Description of the task> Among these records, which lines include "icon"? Copy them out.
Supplied records START
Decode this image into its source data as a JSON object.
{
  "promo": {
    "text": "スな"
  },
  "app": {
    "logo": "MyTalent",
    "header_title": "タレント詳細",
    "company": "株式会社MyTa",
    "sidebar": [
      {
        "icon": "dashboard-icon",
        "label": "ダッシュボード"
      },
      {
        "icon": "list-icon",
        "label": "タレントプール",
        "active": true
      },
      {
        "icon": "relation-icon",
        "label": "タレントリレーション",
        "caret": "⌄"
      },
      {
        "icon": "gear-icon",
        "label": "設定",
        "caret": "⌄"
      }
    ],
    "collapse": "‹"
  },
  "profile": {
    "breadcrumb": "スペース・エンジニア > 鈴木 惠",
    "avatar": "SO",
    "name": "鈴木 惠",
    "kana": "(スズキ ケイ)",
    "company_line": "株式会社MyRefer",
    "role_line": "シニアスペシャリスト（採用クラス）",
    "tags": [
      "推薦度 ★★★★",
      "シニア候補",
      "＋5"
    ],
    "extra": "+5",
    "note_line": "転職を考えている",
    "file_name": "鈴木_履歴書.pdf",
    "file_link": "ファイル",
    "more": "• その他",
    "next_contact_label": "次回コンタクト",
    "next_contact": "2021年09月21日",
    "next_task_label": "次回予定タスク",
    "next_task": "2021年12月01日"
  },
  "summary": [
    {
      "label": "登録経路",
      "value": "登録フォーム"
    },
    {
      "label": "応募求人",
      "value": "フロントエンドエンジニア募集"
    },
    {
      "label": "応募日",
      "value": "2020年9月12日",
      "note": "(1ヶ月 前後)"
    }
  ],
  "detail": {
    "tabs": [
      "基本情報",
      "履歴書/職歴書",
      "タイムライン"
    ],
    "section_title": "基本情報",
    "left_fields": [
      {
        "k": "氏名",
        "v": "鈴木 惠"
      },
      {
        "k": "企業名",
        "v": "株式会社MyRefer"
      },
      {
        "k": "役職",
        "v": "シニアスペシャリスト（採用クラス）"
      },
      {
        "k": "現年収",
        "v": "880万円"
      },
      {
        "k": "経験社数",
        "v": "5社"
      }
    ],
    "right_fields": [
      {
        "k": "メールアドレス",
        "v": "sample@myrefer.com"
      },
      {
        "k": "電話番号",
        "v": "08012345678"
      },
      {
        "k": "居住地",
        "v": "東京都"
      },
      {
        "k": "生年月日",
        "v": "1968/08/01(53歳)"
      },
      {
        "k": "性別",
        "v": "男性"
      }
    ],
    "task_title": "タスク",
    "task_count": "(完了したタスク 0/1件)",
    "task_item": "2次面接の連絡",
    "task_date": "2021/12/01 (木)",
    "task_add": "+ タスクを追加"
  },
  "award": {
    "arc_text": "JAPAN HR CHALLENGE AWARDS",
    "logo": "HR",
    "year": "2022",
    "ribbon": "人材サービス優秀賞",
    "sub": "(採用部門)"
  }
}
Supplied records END
Answer section>
        "icon": "dashboard-icon",
        "icon": "list-icon",
        "icon": "relation-icon",
        "icon": "gear-icon",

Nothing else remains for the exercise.